The other reason it works is that ESPN lacks any competition, and you can pretty much do whatever you want when the consumers have no other place to turn for something they crave. If you love cheeseburgers and McDonald’s is the only restaurant within a 50-mile radius, the staff can drop-kick the sandwiches into your car through the drive thru … you’re still coming back.

Attacking the SEC Bias thing serves a dual purpose for ESPN: it helps the company create a story everyone is talking about, a story it can disseminate through every radio show, blog, and SportsCenter episode to keep assuring viewers that they’re “creating the news.” This also keeps the network itself at the forefront of discussion in the sports talk world, on both ESPN’s broadcasts and those of its competitors.

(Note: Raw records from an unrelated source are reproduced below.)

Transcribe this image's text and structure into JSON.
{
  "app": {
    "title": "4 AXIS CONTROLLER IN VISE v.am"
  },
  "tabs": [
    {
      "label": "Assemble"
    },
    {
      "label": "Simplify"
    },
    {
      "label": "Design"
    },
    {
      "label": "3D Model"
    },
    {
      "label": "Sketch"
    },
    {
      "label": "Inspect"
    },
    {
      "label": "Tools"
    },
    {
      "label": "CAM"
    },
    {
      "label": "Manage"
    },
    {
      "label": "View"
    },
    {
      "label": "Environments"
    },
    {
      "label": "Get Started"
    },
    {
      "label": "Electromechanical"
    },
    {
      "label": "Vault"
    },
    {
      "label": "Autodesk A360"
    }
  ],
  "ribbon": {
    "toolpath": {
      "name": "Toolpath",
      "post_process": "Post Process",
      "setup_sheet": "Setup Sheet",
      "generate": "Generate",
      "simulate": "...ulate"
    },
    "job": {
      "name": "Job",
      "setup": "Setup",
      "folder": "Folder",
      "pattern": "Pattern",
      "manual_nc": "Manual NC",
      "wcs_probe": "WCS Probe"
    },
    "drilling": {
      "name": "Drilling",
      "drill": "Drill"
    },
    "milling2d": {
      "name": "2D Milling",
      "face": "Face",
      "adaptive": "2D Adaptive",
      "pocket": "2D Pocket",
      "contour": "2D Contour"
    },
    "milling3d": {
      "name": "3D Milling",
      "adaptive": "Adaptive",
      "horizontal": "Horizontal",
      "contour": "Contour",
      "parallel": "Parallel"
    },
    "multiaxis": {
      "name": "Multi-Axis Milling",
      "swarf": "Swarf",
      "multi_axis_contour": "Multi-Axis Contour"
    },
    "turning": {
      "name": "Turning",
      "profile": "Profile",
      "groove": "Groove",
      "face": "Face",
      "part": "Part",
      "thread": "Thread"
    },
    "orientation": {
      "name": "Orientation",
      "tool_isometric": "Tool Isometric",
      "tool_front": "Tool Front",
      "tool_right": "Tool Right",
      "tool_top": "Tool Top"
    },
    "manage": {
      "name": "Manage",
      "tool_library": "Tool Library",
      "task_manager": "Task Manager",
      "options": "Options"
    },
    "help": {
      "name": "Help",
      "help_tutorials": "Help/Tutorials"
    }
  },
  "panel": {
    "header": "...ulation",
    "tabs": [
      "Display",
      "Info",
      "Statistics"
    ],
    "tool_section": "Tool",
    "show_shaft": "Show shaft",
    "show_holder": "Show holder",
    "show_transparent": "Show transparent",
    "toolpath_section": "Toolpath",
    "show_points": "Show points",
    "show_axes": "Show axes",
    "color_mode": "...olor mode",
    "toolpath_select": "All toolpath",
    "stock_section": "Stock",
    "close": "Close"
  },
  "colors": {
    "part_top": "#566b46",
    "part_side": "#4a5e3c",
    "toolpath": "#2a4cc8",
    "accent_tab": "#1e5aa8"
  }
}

So while the customer is always right, ESPN can afford to not really care. Now, groups of customers are way more right than an individual customer, and this is where if they really wanted to, the fans of Michigan State and Ohio State can change the narrative they so deeply hate, the narrative that has steadily become more entrenched in Bristol since 2007 and the rise of Tim Tebow.

The truth is, large numbers of pissed people moves your bottom line. Both schools need only look at their rival fan base in Ann Arbor to see how strength in numbers being angry gets things done. One fan has no power; 100,000 fans have plenty.

To show dissatisfaction with a host of athletic department decisions, Michigan fans simply showed they weren’t going to stand for it with their wallets. Nearly 20,000 fewer season ticket requests later — plus more losing, more people not showing up, the threat of a boycott, and a rally outside the President’s house to fire the AD — he’s gone now. If you think fan reaction didn’t have anything to do with it all, you’re nuttier than a squirrel turd.


It’s worth asking the question: Will MSU and OSU fans actually boycott? Not a chance in hell.

For one, people are self serving and want to see themselves on television, so they’ll show up. For two, very few people have the sack to stand for anything anymore, especially when it might be viewed as unpopular.

Boycotting College GameDay would assuredly get the brass at ESPN to notice, but it means large groups of people standing up for something collectively that might not be as easy or fun as just dealing with it and going anyway.

Standing up for things is hard; rolling out of bed and making a mixed drink and a pretend clever sign and waving it around for a few hours is not.

I’ll hold out hope, though. If there’s any place where a grassroots, last-second movement can gain traction, it’s a college campus. If fans are really outraged about perceived #SECBias, they can do something about it with their time and wallets. Go to the game, cheer your guts out for your school, but do something else Saturday morning.

If fans really think #SECBias exists, great. If they don’t, all the same, great. However, if you’re mad about something … anything … understand you have the power to do something about it. Apathy is the bedfellow of the status quo.

Do whatever you young people do these days to try and fruitlessly force change. Hashtag it, message-board talk about it, whatever. But #BoycottCollegeGameday if you care that much. Share it on Twitter, Facebook, Instasnap or whatever they are. (It’s easy to lose track with all the names as they blur together.)

But as with anything else, don’t complain about things if you’re unwilling to change them. Come along. #BoycottCollegeGameday this Saturday.

Stand for something… and stand anywhere except in the vicinity of ESPN’s broadcast setup near Spartan Stadium at 9:00 in the morning.